**PROVIDED DATA:**
________________________
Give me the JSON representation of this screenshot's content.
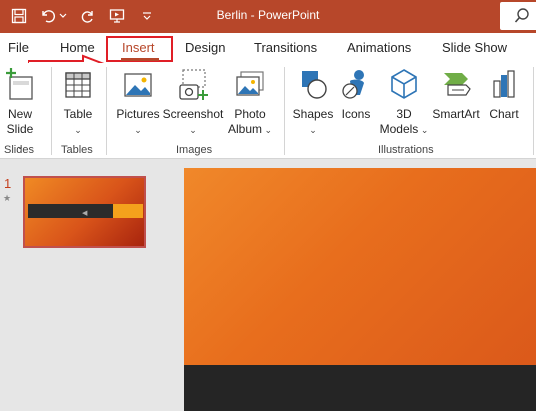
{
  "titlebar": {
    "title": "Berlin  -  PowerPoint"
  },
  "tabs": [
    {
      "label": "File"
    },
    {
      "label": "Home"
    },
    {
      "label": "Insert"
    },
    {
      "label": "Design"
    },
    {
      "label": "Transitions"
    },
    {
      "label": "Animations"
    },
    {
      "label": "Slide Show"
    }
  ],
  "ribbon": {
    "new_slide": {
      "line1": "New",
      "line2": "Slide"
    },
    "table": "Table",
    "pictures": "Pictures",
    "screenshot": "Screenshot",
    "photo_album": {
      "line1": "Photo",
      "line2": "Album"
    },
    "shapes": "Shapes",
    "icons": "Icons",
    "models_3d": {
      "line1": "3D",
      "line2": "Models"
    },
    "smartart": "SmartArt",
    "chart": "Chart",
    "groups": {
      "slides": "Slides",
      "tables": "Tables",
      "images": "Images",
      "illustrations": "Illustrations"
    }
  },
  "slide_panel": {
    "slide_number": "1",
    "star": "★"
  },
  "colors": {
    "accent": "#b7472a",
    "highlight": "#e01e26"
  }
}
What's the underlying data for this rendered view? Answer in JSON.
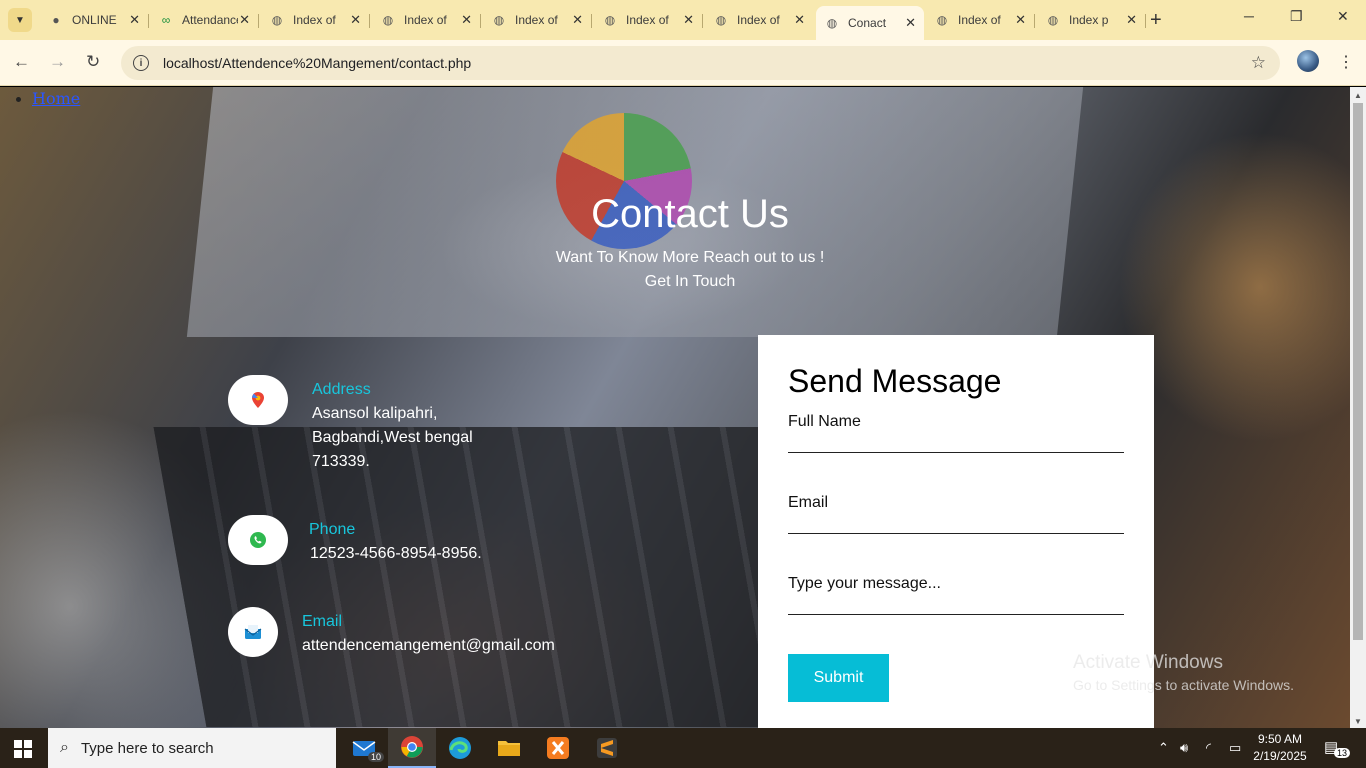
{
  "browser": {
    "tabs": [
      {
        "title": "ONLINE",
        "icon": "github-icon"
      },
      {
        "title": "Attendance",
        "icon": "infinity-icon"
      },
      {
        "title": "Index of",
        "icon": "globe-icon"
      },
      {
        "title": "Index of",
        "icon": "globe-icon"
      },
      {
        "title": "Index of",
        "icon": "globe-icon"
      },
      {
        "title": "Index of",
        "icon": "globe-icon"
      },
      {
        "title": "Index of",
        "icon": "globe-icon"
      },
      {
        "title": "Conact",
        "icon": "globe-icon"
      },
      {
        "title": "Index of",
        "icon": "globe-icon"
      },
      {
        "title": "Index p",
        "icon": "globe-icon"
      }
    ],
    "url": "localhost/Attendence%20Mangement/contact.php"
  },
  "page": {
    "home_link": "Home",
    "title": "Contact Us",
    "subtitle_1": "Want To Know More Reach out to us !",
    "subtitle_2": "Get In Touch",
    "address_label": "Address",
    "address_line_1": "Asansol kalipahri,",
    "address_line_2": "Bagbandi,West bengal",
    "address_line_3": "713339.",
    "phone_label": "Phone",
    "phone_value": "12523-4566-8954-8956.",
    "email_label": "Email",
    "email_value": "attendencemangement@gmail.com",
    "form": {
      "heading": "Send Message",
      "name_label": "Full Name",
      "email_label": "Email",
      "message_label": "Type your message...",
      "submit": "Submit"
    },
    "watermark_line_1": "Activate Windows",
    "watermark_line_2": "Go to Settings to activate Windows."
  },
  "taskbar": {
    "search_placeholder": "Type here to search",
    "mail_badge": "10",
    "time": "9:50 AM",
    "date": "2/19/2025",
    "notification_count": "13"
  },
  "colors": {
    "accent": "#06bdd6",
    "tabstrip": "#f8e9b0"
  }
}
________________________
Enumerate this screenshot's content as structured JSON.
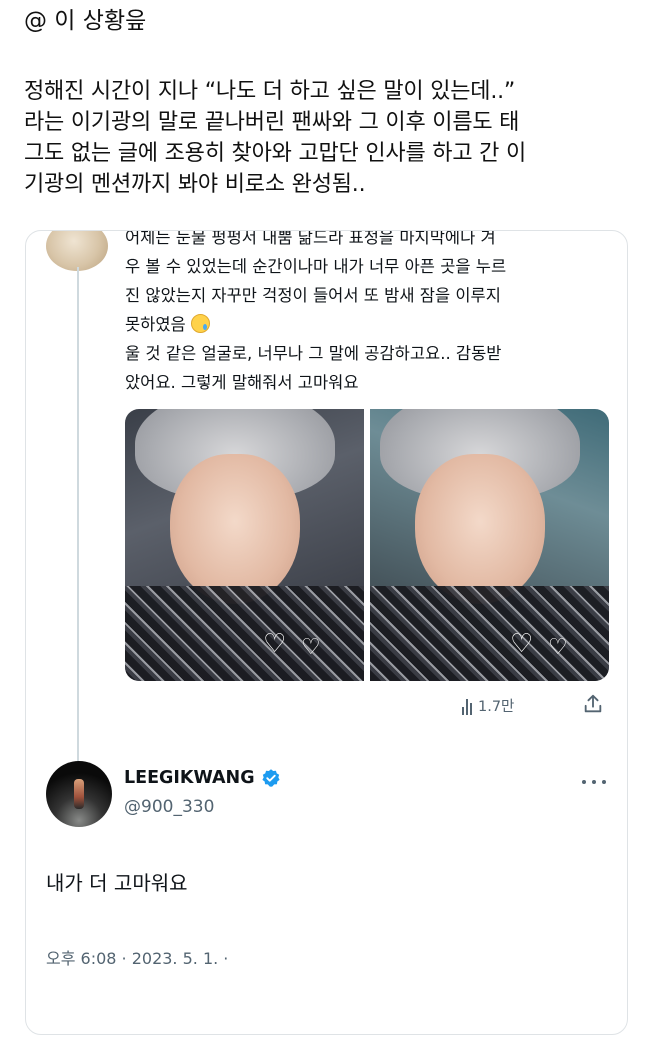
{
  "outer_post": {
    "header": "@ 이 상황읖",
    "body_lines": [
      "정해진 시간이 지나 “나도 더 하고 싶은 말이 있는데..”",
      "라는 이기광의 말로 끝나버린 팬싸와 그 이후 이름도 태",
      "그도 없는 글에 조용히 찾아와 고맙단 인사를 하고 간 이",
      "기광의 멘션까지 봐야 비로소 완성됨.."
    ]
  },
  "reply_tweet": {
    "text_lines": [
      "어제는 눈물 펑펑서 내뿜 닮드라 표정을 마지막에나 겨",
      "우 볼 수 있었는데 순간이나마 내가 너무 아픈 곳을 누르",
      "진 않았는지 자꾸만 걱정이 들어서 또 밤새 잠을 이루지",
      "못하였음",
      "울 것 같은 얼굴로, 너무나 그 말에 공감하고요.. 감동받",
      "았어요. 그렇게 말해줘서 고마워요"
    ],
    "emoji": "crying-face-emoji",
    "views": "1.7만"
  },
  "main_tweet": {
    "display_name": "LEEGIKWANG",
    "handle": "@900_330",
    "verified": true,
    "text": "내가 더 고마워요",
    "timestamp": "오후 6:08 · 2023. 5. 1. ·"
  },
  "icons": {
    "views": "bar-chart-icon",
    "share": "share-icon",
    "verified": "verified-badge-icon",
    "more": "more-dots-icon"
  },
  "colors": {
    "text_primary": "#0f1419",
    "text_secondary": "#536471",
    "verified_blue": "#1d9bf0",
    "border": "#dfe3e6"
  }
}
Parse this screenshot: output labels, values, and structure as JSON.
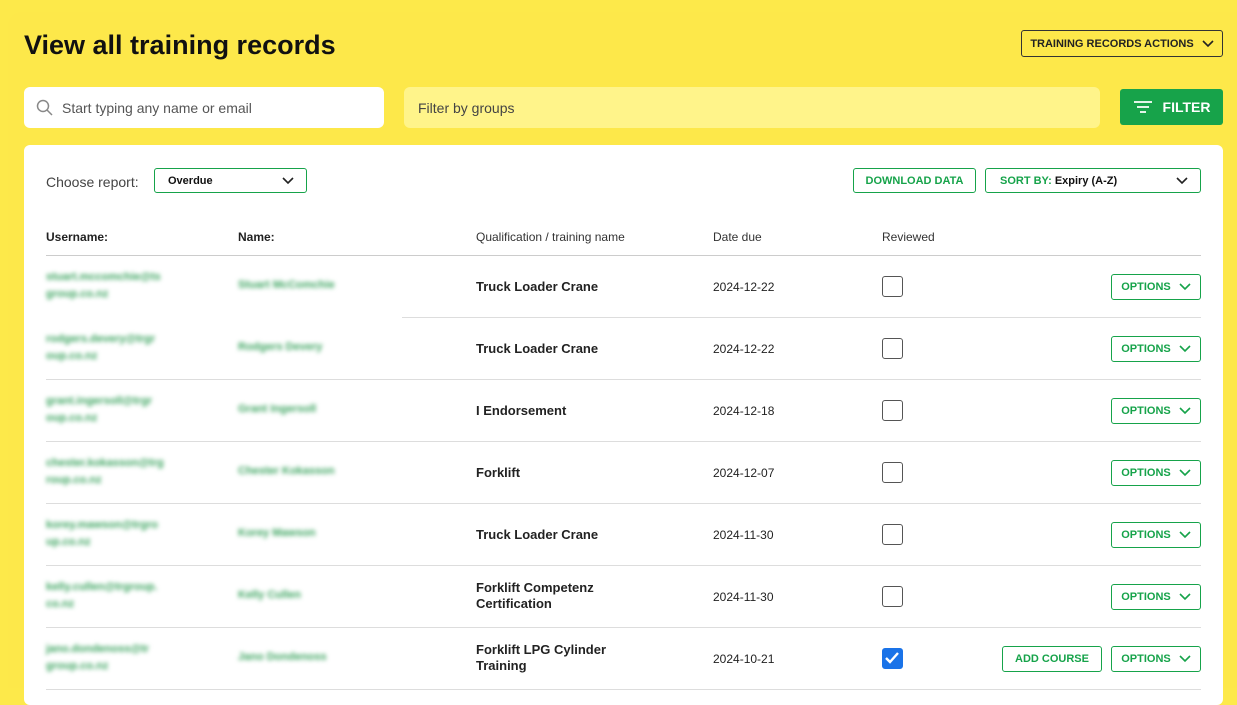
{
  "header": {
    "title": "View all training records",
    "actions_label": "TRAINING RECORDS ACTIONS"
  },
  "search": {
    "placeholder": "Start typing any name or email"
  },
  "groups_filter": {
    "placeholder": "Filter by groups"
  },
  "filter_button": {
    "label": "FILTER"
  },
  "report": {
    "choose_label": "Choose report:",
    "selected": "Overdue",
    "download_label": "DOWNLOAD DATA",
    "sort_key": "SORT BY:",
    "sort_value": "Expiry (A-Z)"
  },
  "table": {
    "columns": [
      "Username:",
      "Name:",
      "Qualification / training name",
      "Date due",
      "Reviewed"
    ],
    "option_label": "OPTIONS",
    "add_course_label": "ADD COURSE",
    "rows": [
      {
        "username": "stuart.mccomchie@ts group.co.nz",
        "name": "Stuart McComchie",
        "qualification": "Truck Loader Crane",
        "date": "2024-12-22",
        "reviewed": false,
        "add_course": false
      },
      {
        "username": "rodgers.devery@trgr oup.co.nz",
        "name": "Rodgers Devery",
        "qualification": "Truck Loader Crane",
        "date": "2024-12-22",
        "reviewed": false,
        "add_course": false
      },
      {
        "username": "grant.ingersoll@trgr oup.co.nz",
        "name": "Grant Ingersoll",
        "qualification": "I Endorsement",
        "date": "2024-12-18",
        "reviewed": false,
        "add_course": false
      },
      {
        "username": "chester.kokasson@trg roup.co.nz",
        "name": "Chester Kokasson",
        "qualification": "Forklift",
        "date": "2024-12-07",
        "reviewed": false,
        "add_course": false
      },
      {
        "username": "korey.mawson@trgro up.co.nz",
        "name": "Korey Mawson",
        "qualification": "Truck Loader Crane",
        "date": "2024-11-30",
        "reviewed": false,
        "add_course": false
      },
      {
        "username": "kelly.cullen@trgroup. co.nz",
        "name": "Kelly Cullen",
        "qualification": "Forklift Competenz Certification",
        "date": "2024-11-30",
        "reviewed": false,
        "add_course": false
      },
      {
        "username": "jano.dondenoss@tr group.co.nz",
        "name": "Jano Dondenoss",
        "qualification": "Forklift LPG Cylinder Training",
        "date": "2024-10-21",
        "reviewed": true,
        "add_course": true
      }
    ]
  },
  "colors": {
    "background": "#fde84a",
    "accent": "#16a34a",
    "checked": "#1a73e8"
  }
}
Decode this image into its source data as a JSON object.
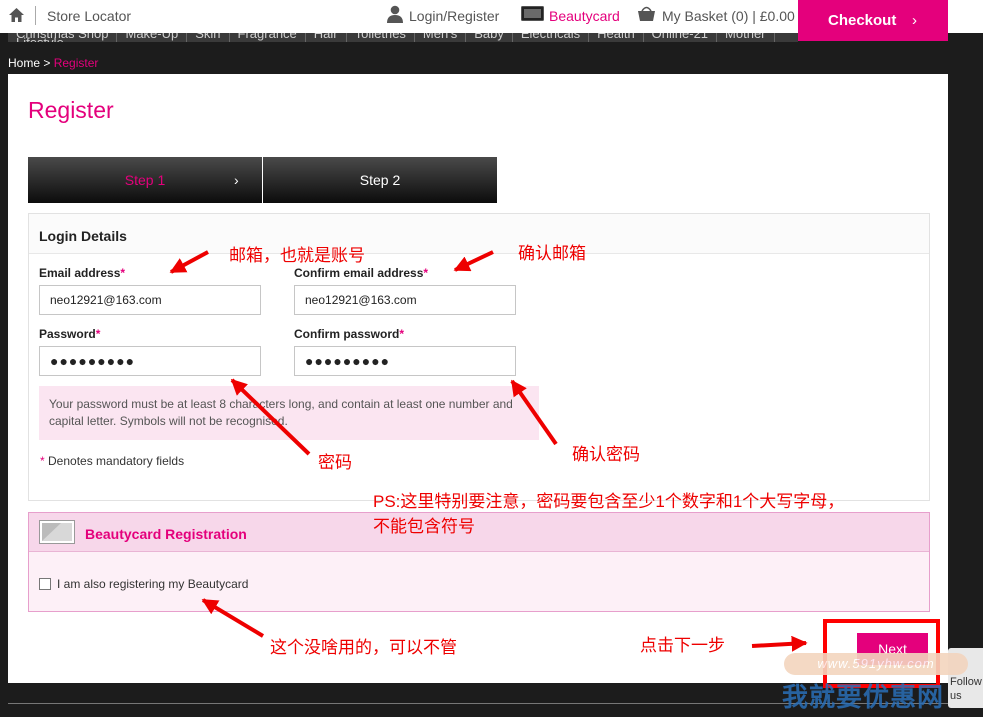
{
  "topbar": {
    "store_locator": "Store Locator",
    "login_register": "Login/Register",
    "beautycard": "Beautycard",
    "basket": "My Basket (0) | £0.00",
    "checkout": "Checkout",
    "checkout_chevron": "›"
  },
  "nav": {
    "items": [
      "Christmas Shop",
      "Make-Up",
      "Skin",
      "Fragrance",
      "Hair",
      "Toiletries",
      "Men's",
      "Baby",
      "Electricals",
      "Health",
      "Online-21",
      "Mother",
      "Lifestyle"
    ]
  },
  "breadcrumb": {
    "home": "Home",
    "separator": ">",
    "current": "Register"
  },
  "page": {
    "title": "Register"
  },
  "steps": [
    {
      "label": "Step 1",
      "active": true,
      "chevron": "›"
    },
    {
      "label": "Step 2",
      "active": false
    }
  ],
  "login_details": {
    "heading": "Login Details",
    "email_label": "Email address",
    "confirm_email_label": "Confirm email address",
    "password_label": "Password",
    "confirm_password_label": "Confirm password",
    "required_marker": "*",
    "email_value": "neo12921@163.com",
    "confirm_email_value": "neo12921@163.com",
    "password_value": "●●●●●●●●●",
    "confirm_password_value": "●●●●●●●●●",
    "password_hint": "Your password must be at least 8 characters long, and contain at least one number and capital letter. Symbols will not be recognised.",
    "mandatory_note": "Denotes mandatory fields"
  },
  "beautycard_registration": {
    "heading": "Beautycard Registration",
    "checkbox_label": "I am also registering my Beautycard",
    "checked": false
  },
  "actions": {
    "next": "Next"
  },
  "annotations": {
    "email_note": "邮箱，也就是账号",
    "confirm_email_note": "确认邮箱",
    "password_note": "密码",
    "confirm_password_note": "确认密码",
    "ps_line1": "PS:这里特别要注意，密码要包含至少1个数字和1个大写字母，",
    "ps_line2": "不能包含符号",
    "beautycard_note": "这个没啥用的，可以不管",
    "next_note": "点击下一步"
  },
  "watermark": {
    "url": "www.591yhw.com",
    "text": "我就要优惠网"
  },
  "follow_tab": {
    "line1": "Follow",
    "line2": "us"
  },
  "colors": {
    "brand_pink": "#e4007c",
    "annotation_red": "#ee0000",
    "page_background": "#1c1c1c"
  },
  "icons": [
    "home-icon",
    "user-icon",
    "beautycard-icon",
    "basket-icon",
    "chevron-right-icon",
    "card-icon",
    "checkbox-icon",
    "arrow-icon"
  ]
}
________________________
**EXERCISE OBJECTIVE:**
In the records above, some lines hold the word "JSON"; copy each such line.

**SOLUTION FOR THIS PROBLEM:**
Give me the JSON representation of this screenshot's content.
What's the underlying data for this rendered view? Answer in JSON.
Enumerate this screenshot's content as structured JSON.
Parse this screenshot: output labels, values, and structure as JSON.
Decode this image into its source data as a JSON object.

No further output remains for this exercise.